- RECORDED INFORMATION:
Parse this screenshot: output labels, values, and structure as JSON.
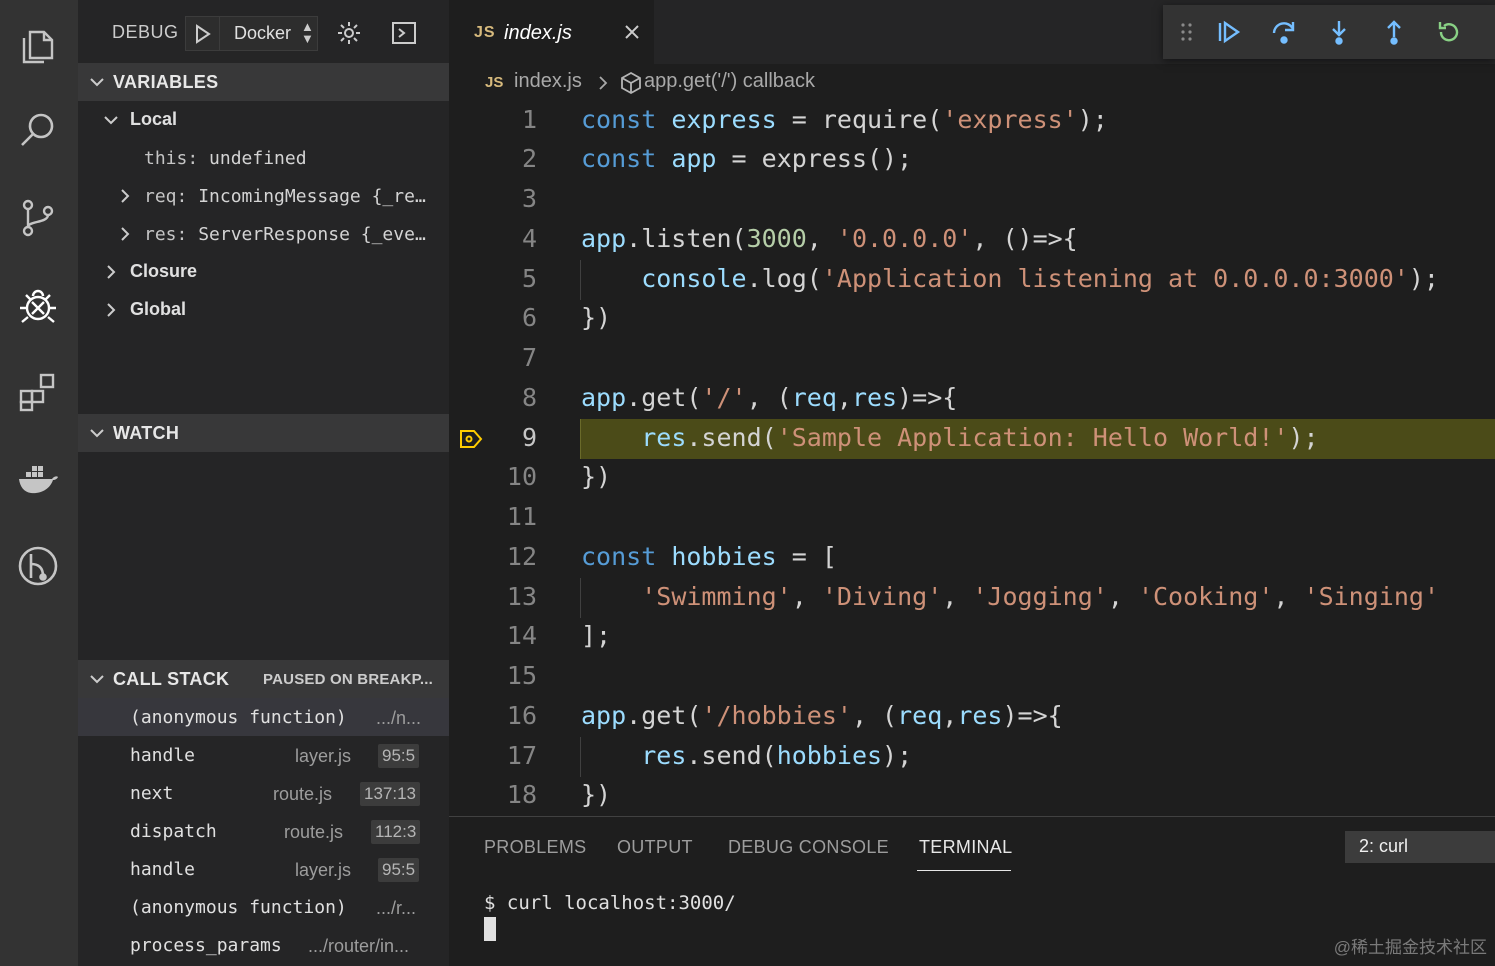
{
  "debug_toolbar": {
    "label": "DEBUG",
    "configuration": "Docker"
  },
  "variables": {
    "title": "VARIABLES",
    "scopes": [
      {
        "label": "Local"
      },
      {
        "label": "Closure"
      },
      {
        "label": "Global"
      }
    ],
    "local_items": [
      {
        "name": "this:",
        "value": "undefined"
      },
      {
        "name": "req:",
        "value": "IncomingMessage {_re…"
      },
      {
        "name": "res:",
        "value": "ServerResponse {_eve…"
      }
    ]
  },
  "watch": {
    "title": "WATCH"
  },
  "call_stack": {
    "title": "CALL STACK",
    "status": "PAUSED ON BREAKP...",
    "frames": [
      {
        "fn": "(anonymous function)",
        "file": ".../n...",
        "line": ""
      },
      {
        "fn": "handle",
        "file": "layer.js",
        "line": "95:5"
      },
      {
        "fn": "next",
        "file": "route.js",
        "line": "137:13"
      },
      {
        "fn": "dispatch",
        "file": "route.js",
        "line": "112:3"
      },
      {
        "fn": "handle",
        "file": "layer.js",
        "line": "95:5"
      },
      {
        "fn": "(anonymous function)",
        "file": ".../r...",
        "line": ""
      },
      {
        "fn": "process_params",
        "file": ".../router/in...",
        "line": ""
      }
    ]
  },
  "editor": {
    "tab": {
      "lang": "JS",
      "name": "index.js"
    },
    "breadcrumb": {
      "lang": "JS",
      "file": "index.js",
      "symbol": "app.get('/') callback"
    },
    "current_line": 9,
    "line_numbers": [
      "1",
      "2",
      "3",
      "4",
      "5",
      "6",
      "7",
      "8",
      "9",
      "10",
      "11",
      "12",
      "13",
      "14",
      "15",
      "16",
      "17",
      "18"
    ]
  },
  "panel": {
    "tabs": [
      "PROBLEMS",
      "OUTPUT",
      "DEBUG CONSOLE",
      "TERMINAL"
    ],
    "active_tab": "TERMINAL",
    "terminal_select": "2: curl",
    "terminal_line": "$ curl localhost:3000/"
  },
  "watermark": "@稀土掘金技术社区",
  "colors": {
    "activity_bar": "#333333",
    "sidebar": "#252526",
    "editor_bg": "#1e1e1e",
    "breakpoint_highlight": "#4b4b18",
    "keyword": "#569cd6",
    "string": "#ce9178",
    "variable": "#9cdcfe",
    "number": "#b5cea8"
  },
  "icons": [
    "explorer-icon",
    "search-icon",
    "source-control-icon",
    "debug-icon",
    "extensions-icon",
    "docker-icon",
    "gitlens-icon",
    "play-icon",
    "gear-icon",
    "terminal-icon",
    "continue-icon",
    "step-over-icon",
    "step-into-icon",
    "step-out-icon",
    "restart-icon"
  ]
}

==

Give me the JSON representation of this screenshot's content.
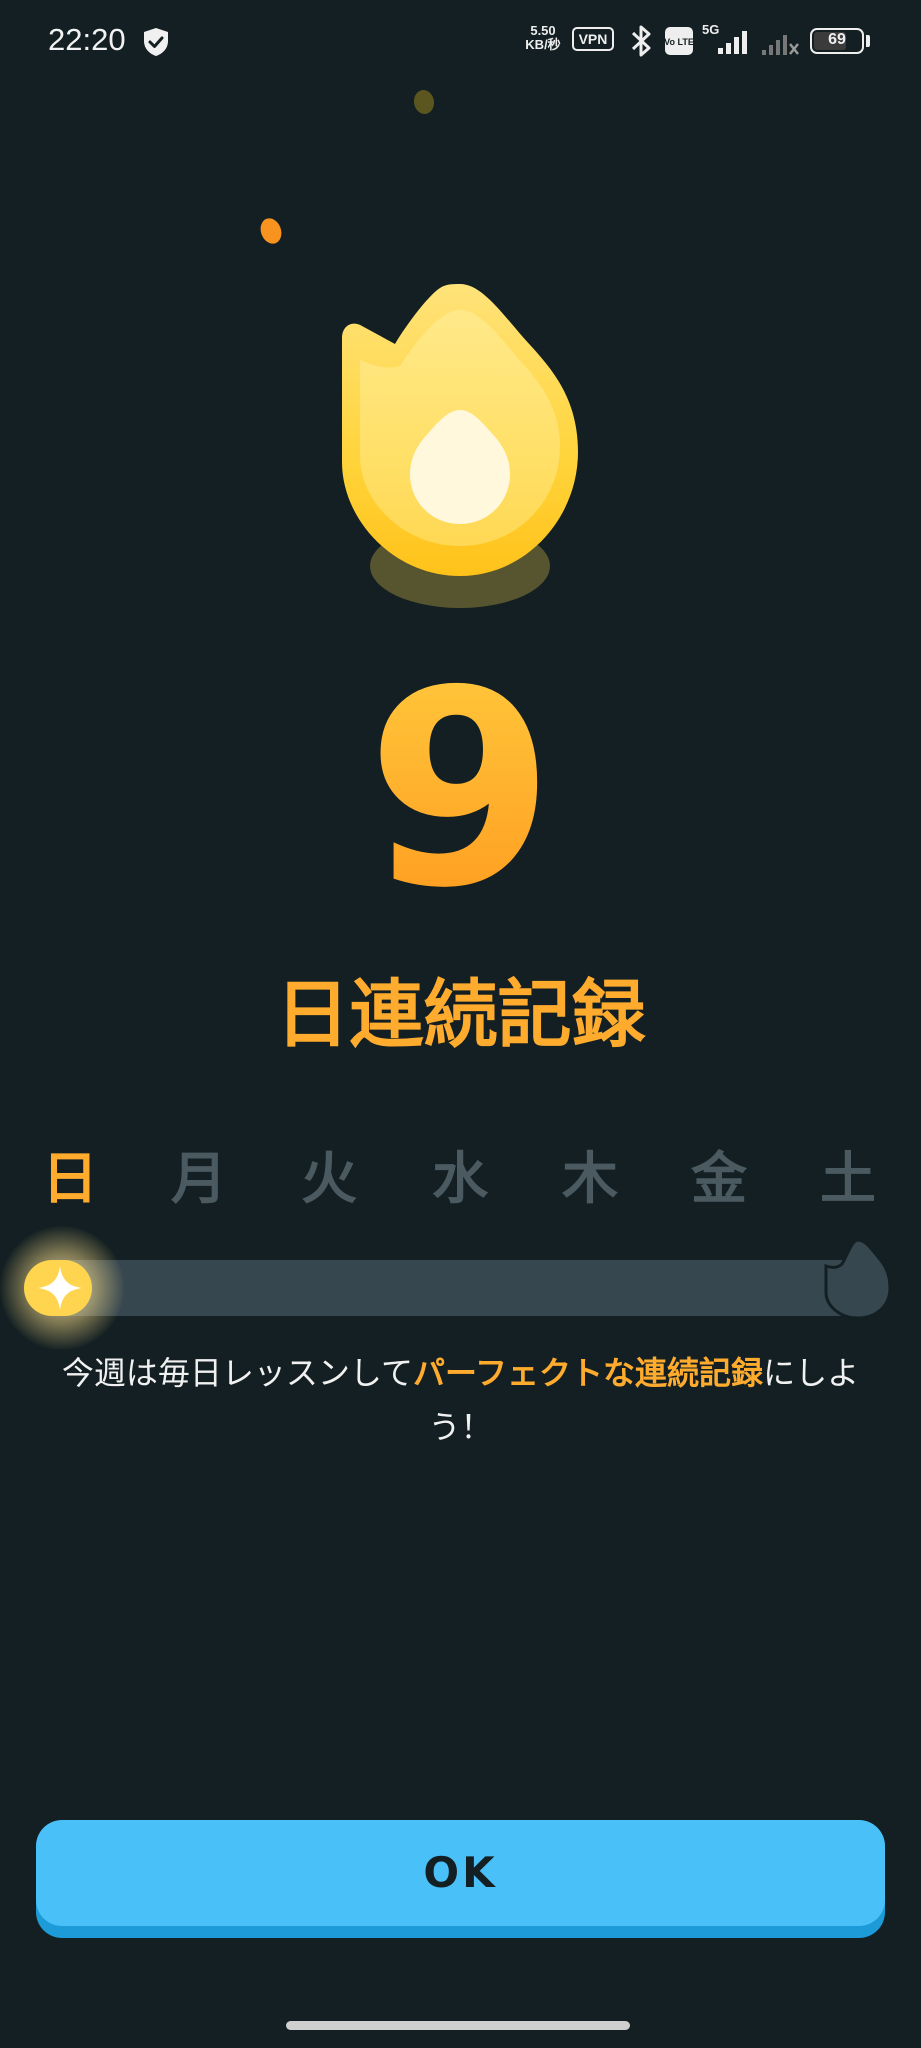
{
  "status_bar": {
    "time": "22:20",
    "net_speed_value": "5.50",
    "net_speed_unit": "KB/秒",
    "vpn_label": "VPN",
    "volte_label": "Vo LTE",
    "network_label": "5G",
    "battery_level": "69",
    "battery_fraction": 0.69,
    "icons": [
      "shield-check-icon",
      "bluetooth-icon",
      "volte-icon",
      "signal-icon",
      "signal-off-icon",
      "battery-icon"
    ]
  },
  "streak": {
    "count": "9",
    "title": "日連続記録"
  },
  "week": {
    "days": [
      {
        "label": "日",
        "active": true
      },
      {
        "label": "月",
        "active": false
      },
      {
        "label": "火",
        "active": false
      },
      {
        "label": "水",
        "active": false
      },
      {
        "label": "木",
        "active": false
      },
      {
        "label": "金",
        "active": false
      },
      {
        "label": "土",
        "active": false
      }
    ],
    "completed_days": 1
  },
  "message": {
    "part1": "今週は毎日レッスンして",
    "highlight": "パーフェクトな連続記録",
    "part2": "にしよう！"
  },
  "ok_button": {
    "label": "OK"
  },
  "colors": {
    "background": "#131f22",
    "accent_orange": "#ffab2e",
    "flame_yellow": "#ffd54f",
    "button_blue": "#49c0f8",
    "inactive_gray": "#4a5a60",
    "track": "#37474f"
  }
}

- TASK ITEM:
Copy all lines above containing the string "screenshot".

- RESPONSE BOX:
Parse this screenshot: output labels, values, and structure as JSON.
Give me the JSON representation of this screenshot's content.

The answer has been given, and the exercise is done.